|WO1999023700A1 *||Nov 4, 1998||May 14, 1999||Martin Robert A||Chip housing, methods of making same and methods for mounting chips therein|
|WO2008073485A2 *||Dec 12, 2007||Jun 19, 2008||Quantum Leap Packaging, Inc.||Plastic electronic component package|
|WO2008073485A3 *||Dec 12, 2007||Nov 13, 2008||Quantum Leap Packaging Inc||Plastic electronic component package|
|U.S. Classification||257/704, 257/703, 257/E23.193, 257/E21.499|
|International Classification||H01L23/10, H01L21/50|
|Cooperative Classification||H01L2924/16195, H01L2224/48472, H01L2224/48247, H01L2224/48091, H01L21/50, H01L2924/09701, H01L23/10|
|European Classification||H01L21/50, H01L23/10|
|Mar 14, 1990||AS||Assignment|
Owner name: NGK INSULATORS, LTD., JAPAN
Free format text: ASSIGNMENT OF ASSIGNORS INTEREST.;ASSIGNORS:KAJIHARA, TAKEHIRO;MAEKAWA, KOICHIRO;OHASHI, TOSHIO;REEL/FRAME:005255/0014
Effective date: 19900301
|Sep 29, 1995||FPAY||Fee payment|
Year of fee payment: 4
|Aug 30, 1999||FPAY||Fee payment|

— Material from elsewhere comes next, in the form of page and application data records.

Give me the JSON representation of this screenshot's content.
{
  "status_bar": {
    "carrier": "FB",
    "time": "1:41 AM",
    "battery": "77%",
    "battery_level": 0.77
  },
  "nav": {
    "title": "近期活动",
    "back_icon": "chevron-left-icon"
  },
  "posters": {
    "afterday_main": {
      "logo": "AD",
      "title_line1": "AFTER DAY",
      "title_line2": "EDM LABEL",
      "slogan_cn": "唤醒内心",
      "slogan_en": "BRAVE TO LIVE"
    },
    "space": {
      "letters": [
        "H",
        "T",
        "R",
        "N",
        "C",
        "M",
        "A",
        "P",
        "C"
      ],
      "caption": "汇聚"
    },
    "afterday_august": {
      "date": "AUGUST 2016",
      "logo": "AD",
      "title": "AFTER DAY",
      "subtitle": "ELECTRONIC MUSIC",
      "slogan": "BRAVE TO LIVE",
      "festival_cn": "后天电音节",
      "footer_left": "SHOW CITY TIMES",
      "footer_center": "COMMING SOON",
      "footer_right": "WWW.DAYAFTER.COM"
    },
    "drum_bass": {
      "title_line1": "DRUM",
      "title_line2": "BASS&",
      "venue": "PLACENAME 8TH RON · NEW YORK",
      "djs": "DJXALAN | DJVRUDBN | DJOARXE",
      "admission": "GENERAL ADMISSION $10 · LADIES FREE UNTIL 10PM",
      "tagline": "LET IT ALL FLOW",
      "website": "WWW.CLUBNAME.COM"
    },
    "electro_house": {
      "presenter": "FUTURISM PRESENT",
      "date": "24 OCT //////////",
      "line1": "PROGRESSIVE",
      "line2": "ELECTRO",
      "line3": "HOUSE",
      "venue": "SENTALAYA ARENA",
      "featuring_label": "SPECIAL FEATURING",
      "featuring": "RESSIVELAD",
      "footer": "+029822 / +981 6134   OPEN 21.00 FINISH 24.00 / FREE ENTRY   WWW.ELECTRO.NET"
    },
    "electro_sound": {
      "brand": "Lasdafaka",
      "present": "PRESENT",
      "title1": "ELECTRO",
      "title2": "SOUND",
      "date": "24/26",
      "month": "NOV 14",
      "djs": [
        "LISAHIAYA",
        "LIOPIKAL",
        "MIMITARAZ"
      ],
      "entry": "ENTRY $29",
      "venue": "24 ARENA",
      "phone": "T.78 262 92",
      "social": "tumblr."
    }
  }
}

Year of fee payment: 8
|Sep 25, 2003||FPAY||Fee payment|
Year of fee payment: 12